Take auto shop in high school. Until then, hang out with the guy in your neighborhood you see working on his cars.
New Driver

I’m sorry, I’ve got more questions than answers... Do you live in the city or country? Any relatives or neighbors you could help? Washing, cleaning, detailing, oil changes, anything to help will give you an opportunity to ask questions and learn.
Does your school offer any kind of automotive shop class? Any local dealerships you could hang out at?  Is there a local car club or cars and coffee? Any of those would offer more possibilities in meeting someone who might be interested in helping. If you were in my town I know I would... it’s rather discouraging to see how few people pre drivers license age are interested in cars for anything other than transportation.
Good luck!

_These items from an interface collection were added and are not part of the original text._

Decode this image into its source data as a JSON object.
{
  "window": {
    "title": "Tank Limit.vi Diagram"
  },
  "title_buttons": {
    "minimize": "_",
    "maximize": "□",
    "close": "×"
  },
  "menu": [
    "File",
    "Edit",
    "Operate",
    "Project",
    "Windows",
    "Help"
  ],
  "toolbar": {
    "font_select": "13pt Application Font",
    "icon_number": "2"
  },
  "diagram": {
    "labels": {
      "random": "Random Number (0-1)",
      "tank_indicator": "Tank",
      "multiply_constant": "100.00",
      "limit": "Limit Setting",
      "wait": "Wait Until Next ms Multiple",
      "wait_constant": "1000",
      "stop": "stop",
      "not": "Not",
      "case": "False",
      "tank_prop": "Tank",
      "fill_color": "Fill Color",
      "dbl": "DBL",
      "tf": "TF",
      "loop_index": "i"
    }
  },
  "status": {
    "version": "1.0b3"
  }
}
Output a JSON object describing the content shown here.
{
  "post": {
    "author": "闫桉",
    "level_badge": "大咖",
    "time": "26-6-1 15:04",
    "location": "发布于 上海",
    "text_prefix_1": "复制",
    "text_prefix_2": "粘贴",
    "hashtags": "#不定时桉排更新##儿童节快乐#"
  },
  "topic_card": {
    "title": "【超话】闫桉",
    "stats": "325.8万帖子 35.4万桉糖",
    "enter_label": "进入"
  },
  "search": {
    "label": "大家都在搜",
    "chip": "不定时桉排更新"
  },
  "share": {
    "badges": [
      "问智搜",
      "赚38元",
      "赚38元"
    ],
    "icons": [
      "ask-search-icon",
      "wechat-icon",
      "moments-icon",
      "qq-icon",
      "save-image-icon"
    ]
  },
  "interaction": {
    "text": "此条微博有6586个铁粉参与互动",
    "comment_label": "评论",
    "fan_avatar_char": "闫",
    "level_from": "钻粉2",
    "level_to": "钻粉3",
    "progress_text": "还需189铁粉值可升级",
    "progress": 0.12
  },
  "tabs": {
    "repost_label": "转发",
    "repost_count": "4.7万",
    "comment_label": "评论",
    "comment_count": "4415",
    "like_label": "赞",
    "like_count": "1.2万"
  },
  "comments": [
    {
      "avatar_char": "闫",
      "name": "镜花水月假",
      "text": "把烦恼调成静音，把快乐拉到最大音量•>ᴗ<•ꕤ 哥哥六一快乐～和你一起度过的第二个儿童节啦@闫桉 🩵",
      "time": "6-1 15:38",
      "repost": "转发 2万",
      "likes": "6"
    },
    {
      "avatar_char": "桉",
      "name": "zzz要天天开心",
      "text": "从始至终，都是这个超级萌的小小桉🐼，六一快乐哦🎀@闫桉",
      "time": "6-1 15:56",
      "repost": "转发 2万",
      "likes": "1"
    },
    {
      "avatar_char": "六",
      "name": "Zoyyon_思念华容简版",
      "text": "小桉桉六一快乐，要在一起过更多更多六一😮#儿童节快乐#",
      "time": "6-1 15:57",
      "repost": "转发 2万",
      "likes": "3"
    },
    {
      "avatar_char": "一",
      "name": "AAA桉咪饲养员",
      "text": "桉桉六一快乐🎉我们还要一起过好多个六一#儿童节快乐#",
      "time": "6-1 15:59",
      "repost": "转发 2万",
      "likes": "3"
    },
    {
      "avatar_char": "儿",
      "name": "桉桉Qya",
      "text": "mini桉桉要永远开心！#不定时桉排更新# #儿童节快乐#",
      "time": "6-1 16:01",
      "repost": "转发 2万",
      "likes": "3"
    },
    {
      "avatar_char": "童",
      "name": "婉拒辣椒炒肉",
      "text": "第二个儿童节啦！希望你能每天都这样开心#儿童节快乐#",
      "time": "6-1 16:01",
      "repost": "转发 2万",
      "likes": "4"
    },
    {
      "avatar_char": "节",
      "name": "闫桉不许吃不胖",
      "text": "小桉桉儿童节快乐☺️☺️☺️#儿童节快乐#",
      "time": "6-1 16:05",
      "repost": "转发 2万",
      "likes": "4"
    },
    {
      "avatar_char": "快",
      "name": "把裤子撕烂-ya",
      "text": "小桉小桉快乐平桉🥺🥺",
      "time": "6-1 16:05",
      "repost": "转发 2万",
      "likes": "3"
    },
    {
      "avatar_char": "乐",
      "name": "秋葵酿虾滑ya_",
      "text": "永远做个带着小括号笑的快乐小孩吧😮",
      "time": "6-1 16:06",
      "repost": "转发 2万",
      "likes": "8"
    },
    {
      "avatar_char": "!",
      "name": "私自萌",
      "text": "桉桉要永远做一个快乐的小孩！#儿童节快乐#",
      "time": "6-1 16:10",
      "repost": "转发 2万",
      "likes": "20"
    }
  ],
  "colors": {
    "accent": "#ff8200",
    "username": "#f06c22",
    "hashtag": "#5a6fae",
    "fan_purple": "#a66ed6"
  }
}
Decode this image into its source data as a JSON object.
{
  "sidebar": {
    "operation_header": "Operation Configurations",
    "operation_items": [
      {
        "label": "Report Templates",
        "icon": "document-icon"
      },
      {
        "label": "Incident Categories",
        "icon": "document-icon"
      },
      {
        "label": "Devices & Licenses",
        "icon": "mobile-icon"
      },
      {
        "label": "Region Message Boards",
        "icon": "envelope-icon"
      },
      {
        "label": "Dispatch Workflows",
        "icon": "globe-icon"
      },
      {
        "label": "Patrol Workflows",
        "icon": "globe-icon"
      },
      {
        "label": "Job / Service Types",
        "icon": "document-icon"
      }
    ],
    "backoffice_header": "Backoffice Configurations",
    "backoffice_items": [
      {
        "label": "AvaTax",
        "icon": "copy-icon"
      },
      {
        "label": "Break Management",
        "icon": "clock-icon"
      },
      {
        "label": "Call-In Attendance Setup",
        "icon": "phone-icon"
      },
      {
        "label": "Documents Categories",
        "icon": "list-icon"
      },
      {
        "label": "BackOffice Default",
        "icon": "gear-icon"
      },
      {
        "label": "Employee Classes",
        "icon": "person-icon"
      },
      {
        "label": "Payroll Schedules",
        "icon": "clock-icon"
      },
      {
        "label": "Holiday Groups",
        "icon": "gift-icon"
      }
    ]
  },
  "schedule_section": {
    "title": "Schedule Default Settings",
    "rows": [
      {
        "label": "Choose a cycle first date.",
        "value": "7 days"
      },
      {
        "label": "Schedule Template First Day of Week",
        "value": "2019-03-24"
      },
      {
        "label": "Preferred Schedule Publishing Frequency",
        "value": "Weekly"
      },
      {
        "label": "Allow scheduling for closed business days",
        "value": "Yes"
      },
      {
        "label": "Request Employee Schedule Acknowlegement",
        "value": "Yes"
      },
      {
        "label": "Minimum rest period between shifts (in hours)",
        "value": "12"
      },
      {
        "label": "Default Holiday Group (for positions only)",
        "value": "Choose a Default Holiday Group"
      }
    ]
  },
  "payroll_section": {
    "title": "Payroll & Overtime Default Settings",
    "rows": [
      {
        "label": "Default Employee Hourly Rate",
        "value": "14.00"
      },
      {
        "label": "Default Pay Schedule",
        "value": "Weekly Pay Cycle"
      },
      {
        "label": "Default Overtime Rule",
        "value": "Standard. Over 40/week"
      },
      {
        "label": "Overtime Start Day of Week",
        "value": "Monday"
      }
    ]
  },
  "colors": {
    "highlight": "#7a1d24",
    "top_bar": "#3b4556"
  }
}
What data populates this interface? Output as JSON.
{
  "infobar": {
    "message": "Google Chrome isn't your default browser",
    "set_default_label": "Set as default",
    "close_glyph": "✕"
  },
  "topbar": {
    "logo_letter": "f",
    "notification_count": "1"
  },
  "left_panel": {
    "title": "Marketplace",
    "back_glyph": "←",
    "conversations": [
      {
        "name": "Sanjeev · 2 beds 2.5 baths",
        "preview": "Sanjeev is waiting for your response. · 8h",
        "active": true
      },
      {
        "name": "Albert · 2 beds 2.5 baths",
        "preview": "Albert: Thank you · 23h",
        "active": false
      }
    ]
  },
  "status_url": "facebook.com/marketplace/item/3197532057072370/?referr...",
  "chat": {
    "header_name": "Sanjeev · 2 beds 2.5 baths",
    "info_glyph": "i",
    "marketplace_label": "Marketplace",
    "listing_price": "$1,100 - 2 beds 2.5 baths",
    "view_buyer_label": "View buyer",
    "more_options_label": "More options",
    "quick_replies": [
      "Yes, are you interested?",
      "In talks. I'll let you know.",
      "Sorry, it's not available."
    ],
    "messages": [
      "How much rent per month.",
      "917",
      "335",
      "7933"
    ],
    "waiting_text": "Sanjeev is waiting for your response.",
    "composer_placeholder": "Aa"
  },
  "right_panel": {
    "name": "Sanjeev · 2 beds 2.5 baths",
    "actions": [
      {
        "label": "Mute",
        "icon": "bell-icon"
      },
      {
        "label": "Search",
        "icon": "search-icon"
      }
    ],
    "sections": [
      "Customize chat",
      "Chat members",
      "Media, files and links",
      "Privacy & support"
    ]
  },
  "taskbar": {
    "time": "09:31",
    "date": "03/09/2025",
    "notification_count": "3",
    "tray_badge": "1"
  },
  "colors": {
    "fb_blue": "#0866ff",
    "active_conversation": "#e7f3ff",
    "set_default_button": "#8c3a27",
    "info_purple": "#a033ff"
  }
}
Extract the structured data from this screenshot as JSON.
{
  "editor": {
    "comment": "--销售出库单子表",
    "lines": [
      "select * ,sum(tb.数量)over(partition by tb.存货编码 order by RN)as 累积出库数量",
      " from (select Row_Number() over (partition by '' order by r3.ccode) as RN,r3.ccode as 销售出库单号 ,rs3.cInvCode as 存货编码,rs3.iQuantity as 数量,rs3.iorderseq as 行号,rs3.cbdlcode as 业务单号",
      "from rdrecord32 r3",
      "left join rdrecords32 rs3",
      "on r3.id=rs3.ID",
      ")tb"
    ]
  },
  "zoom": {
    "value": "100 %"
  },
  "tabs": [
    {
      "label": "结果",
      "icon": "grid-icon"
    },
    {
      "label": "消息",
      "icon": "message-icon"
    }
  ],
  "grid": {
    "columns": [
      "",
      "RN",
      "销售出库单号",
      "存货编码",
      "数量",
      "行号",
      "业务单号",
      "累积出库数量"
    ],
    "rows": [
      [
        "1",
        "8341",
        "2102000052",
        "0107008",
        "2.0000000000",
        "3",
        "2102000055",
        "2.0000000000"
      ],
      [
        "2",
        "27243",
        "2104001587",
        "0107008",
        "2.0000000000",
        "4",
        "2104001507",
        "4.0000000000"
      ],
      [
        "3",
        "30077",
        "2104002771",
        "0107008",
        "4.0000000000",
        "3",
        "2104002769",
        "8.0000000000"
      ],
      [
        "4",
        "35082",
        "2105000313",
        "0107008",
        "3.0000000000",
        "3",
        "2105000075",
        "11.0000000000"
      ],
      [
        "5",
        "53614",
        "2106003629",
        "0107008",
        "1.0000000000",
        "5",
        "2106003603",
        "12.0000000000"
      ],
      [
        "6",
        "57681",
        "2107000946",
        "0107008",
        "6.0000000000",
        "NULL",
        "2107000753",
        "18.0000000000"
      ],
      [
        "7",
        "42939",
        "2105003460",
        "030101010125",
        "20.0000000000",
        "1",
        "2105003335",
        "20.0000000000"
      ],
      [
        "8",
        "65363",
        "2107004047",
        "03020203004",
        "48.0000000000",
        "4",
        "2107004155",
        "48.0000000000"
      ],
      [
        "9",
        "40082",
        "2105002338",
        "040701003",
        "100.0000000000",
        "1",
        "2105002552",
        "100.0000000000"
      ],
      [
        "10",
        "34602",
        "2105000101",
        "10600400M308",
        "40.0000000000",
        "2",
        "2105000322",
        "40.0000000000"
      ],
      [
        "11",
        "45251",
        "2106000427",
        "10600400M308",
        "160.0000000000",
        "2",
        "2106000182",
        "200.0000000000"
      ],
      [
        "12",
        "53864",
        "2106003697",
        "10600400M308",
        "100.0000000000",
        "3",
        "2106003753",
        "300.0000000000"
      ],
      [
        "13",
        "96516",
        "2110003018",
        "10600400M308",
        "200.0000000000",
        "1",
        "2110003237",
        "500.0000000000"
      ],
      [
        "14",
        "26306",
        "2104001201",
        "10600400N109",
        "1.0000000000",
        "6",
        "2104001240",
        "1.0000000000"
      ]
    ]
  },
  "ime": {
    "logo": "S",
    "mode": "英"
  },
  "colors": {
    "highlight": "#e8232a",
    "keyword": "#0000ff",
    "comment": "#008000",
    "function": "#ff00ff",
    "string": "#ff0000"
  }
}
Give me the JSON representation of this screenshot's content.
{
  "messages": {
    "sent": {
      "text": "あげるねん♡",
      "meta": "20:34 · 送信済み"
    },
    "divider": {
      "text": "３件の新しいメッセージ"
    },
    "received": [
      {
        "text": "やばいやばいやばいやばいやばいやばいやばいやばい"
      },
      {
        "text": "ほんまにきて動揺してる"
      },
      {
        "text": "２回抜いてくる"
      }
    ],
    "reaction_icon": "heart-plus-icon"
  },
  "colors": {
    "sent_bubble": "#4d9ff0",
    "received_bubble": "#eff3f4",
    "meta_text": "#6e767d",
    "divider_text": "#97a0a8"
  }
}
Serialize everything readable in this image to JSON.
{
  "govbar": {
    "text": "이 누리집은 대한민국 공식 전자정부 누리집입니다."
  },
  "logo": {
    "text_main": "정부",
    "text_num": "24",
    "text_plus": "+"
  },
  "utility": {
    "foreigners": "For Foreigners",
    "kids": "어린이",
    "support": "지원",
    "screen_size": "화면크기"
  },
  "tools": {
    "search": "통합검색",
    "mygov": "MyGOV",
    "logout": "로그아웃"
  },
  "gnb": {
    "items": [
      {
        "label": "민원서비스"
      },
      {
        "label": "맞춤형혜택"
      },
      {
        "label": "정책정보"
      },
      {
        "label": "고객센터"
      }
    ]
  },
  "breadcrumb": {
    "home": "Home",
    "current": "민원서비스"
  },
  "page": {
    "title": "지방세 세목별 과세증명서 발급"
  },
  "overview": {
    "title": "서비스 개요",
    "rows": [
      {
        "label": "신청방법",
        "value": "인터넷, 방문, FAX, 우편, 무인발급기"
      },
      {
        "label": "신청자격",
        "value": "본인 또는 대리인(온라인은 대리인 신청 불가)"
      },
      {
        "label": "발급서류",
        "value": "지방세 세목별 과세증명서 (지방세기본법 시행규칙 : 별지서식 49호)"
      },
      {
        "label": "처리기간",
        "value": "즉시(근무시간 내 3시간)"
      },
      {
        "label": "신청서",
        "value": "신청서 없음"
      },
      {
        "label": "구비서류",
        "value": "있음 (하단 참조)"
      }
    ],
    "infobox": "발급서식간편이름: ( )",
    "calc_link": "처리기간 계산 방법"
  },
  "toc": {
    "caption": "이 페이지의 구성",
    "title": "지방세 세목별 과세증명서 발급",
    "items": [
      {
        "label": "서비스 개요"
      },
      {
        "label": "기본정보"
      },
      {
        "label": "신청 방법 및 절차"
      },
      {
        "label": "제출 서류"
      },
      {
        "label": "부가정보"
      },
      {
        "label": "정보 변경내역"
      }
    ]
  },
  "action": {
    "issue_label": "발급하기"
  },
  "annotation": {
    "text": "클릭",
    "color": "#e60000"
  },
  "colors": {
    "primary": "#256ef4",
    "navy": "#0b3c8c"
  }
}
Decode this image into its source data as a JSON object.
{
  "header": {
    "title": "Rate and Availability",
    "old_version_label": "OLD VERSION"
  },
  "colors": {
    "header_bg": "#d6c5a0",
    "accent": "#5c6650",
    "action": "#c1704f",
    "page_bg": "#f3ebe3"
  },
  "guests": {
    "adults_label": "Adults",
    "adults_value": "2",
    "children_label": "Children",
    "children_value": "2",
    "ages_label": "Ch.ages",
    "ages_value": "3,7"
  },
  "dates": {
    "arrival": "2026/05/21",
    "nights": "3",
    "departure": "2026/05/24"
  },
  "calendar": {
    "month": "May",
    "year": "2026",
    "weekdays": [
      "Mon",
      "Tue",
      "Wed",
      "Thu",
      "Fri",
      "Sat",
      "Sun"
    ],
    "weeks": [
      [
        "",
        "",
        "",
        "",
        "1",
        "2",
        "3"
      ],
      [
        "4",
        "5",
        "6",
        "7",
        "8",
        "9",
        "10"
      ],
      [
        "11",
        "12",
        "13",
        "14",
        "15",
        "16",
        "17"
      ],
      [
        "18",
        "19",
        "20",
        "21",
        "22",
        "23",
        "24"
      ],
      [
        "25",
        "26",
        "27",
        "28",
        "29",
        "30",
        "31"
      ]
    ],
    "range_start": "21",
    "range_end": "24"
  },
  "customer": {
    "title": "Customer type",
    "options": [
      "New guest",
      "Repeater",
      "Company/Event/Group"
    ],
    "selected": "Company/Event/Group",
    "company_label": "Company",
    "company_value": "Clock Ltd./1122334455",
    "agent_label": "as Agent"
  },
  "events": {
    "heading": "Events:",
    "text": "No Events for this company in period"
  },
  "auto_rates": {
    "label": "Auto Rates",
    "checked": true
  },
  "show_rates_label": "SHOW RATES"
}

Pit Crew

Find a mentor...once word gets around that you are a wannabe motor head, it shouldn't take long to hook in with an older guy in the neighborhood who could use a hand with maintenance chores around his car and garage/shop. keep an eye out for a cool ride that is close by and might look owner maintained. Let the owner know you are interested in the hobby and ask questions a few basic general questions and maybe do a little pre-meeting research about his specific car. ...stick or automatic? ...4 cylinder? ...6?...8? Remember, there are no "dumb" questions. It wont take long to establish a mutually beneficial relationship that could last a lifetime. Go for it.
Pit Crew

I agree completely! I started with my lawn mower when it broke down. Learned a lot on a one cylinder ... I found 'gear heads' to hang out with (they love free help) and I learned more than I thought existed ...
It's a reasonably safe way to learn if it's really your passion.
Remember: If you do something you love, you'll never work a day in your life! It will all be pleasure - I ended up being a Parts and Service Director with Toyota for 20 years and loved it, even the hard work ...
New Driver

congrats!it's an interesting hobby. i was about 7 when my dad brought home a 1/4 scale '55 t'bird that ran on a 6 volt battery. that was it i've been at it 65 years.

Advice: don't do any thing radical just starting out. If you're going to mess with the carb. start talking about it, pretty soon you'll hear the same name as the 'expert' go talk to them and go for it. enjoy!

Intermediate Driver

Offer to sweep up, do the trash, etc for a local garage. Have it as a 2nd or 3rd priority after school - #1, and #2, play (socially w/art, band, theater, camping - whatever you have interest in. It's too young to narrow dwn & settle on 1 or 2 things). As U hang w/an owner and the crew try'n C if any 1 hasa interest in a mentorship relation w/U. This is how I was raised and now work at a job but restoration, problem solving and improving cars is a passion I only now have money to contribute (semi-retired). I do the same - offer brake'n muffler jobs to a friend (he gets the income) and he helps me restore an ol bronco (1966).


Ask them to show U the right way to do a tire, change oil, etc.  Prove that you know safety as number one (it is a dangerous world in there).  Many have insurance and leases that do not allow this type of arrangement.  Most need to wait a few yrs to allow a 13 y/o in the shop - all depends on U, where U live, etc.  Worth a try. Otherwise U can try a class in school (if it is so equipped). I would not enroll in a full program w/o tryin it out on 1 of these levels 1st (just a single class, volunteer at a parent's friend's place, etc)... Good Luck, let us know how U do!

I just gotta say, I love those Plymouths.